In Belgrade, Yugoslav officials had no immediate reaction and indicated they might not react until the draft resolution goes before the Security Council.

'Let us see him do it'

In Brussels, NATO spokesman Jamie Shea said NATO would not "prematurely surrender the pressure of NATO air operations until Milosevic begins to move. He knows what he has to do now. Let us see him do it."

The text of the draft agreement does not specifically refer to NATO but does refer to the peace agreement hammered out by Russian envoy Viktor Chernomyrdin and Finnish President Martti Ahtisaari last week in Belgrade with Milosevic. That agreement does refer to NATO.

Asked how Russia would participate in the peacekeeping force, Ivanov said the principles had been agreed to but the details had yet to be worked out.

U.S. State Department Spokesman James Rubin said diplomats would continue to work with Russia on an arrangement similar to that now in effect in Bosnia where Russian troops are part of a peacekeeping force.

Earlier, Russian Defense Minister Igor Sergeyev said Russia is considering a force of up to 10,000 troops for Kosovo that would NOT be under NATO command.

Pentagon: Greece OKs landing of future peacekeeping U.S. Marines
June 7, 1999
Talks between NATO, Yugoslavia fall apart
June 6, 1999
Yugoslavs balk at signing Kosovo withdrawal agreement
June 6, 1999
NATO, Yugoslav generals take a break; no resolution in sight
June 6, 1999
NATO, Yugoslavs to discuss terms for troop withdrawal Sunday
June 5, 1999
NATO: Bombing of Yugoslavia could end by Sunday
June 4, 1999
Kosovo rebels wary of peace agreement
June 4, 1999

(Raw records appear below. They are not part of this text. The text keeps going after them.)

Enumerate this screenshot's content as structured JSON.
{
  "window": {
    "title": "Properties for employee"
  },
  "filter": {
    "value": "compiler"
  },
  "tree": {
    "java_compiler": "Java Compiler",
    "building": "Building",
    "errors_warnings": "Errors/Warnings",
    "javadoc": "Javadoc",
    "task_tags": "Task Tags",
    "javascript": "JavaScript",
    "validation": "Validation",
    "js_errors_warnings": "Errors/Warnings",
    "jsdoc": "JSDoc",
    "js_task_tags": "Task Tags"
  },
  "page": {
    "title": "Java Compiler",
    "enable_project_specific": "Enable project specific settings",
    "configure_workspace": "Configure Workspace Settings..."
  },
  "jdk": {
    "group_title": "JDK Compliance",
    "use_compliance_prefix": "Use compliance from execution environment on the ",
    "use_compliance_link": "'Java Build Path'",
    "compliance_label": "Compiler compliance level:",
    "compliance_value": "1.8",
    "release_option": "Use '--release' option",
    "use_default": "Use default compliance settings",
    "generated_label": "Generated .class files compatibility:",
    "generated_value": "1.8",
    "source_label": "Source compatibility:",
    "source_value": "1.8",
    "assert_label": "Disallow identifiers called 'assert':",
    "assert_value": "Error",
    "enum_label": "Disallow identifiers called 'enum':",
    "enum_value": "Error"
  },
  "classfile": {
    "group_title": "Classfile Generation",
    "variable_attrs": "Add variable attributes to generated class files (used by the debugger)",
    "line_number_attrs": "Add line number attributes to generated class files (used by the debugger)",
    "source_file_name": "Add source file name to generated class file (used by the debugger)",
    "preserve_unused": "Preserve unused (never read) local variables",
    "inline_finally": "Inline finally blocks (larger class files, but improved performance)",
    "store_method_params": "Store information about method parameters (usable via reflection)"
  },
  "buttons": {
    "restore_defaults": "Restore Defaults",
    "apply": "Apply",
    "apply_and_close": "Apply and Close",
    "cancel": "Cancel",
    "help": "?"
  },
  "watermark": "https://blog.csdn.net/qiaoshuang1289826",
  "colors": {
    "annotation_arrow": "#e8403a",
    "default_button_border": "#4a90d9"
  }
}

  • Federal Republic of Yugoslavia official site
      • Kesovo and Metohija facts
  • Serbia Ministry of Information
  • Serbia Now! News

  • Kosova Crisis Center
  • Kosovo - from

  • NATO official site
  • BosniaLINK - U.S. Dept. of Defense
  • U.S. Navy images from Operation Allied Force
  • U.K. Ministry of Defence - Kosovo news
  • U.K. Royal Air Force - Kosovo news
  • Jane's Defence - Kosovo Crisis

Resettlement Agencies Helping Kosovars in U.S.:
  • Church World Service
  • Episcopal Migration Ministries
  • Hebrew Immigrant Aid Society
  • Iowa Department of Human Services
  • International Rescue Committee
  • Immigration and Refugee Services of America
  • Lutheran Immigration and Refugee Service
  • United States Catholic Conference

  • World Relief
  • Doctors without borders
  • U.S. Agency for International Development (Kosovo aid)
  • Doctors of the World
  • InterAction
  • International Federation of Red Cross and Red Crescent Societies
  • International Committee of the Red Cross
  • Kosovo Humanitarian Disaster Forces Hundreds of Thousands from their Homes
  • Catholic Relief Services
  • Kosovo Relief
  • ReliefWeb: Home page
  • The Jewish Agency for Israel
  • Mercy International

  • Radio Free Europe / Radio Liberty
  • Independent Yugoslav radio stations B92
  • Institute for War and Peace Reporting
  • United States Information Agency - Kosovo Crisis

  • Expanded list of related sites on Kosovo
  • 1997 view of Kosovo from space - Eurimage
Note: Pages will open in a new browser window
External sites are not endorsed by CNN Interactive.

Enter keyword(s)   go    help

Back to the top   © 2001 Cable News Network. All Rights Reserved.
Terms under which this service is provided to you.
Read our privacy guidelines.